**Data records**
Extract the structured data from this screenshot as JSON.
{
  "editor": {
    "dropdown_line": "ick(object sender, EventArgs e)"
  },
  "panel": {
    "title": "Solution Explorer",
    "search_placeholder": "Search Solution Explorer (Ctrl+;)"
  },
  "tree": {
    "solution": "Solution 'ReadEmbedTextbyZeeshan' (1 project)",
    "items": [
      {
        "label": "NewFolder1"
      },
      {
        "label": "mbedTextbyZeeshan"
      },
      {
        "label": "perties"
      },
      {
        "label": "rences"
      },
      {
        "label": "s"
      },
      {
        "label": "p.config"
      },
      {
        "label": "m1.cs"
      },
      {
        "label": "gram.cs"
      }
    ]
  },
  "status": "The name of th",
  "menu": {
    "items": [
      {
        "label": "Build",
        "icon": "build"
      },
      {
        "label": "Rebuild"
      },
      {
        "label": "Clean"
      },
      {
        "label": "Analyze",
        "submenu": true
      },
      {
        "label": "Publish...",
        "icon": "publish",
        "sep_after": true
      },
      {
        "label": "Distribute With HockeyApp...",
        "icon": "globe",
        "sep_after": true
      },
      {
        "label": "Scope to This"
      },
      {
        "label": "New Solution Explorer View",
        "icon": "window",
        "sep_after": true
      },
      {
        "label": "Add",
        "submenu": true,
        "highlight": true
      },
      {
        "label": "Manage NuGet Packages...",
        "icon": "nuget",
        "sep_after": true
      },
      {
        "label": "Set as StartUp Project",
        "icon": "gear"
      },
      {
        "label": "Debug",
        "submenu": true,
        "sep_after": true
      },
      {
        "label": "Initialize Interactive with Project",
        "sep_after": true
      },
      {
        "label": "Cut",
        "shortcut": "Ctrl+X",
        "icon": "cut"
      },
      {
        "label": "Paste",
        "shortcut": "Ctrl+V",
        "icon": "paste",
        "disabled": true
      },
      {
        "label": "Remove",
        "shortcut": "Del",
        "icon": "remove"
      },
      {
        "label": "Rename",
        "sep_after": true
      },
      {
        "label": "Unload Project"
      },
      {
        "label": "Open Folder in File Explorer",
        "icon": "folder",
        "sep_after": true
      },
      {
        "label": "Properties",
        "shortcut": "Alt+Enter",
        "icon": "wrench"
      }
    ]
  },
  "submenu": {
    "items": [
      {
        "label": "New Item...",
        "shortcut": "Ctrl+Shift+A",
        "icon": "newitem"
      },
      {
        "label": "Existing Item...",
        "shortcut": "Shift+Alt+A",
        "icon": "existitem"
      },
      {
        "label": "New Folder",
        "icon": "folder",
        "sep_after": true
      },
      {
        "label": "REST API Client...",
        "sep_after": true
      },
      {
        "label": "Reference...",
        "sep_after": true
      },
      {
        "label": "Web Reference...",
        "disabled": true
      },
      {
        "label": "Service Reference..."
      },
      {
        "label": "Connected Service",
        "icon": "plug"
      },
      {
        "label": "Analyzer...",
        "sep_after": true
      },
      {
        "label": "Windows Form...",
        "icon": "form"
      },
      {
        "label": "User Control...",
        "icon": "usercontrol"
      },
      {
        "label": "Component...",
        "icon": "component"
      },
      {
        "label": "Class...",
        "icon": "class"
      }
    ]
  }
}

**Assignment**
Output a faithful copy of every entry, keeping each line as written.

**Exercise output**
Extract the structured data from this screenshot as JSON.
{
  "editor": {
    "dropdown_line": "ick(object sender, EventArgs e)"
  },
  "panel": {
    "title": "Solution Explorer",
    "search_placeholder": "Search Solution Explorer (Ctrl+;)"
  },
  "tree": {
    "solution": "Solution 'ReadEmbedTextbyZeeshan' (1 project)",
    "items": [
      {
        "label": "NewFolder1"
      },
      {
        "label": "mbedTextbyZeeshan"
      },
      {
        "label": "perties"
      },
      {
        "label": "rences"
      },
      {
        "label": "s"
      },
      {
        "label": "p.config"
      },
      {
        "label": "m1.cs"
      },
      {
        "label": "gram.cs"
      }
    ]
  },
  "status": "The name of th",
  "menu": {
    "items": [
      {
        "label": "Build",
        "icon": "build"
      },
      {
        "label": "Rebuild"
      },
      {
        "label": "Clean"
      },
      {
        "label": "Analyze",
        "submenu": true
      },
      {
        "label": "Publish...",
        "icon": "publish",
        "sep_after": true
      },
      {
        "label": "Distribute With HockeyApp...",
        "icon": "globe",
        "sep_after": true
      },
      {
        "label": "Scope to This"
      },
      {
        "label": "New Solution Explorer View",
        "icon": "window",
        "sep_after": true
      },
      {
        "label": "Add",
        "submenu": true,
        "highlight": true
      },
      {
        "label": "Manage NuGet Packages...",
        "icon": "nuget",
        "sep_after": true
      },
      {
        "label": "Set as StartUp Project",
        "icon": "gear"
      },
      {
        "label": "Debug",
        "submenu": true,
        "sep_after": true
      },
      {
        "label": "Initialize Interactive with Project",
        "sep_after": true
      },
      {
        "label": "Cut",
        "shortcut": "Ctrl+X",
        "icon": "cut"
      },
      {
        "label": "Paste",
        "shortcut": "Ctrl+V",
        "icon": "paste",
        "disabled": true
      },
      {
        "label": "Remove",
        "shortcut": "Del",
        "icon": "remove"
      },
      {
        "label": "Rename",
        "sep_after": true
      },
      {
        "label": "Unload Project"
      },
      {
        "label": "Open Folder in File Explorer",
        "icon": "folder",
        "sep_after": true
      },
      {
        "label": "Properties",
        "shortcut": "Alt+Enter",
        "icon": "wrench"
      }
    ]
  },
  "submenu": {
    "items": [
      {
        "label": "New Item...",
        "shortcut": "Ctrl+Shift+A",
        "icon": "newitem"
      },
      {
        "label": "Existing Item...",
        "shortcut": "Shift+Alt+A",
        "icon": "existitem"
      },
      {
        "label": "New Folder",
        "icon": "folder",
        "sep_after": true
      },
      {
        "label": "REST API Client...",
        "sep_after": true
      },
      {
        "label": "Reference...",
        "sep_after": true
      },
      {
        "label": "Web Reference...",
        "disabled": true
      },
      {
        "label": "Service Reference..."
      },
      {
        "label": "Connected Service",
        "icon": "plug"
      },
      {
        "label": "Analyzer...",
        "sep_after": true
      },
      {
        "label": "Windows Form...",
        "icon": "form"
      },
      {
        "label": "User Control...",
        "icon": "usercontrol"
      },
      {
        "label": "Component...",
        "icon": "component"
      },
      {
        "label": "Class...",
        "icon": "class"
      }
    ]
  }
}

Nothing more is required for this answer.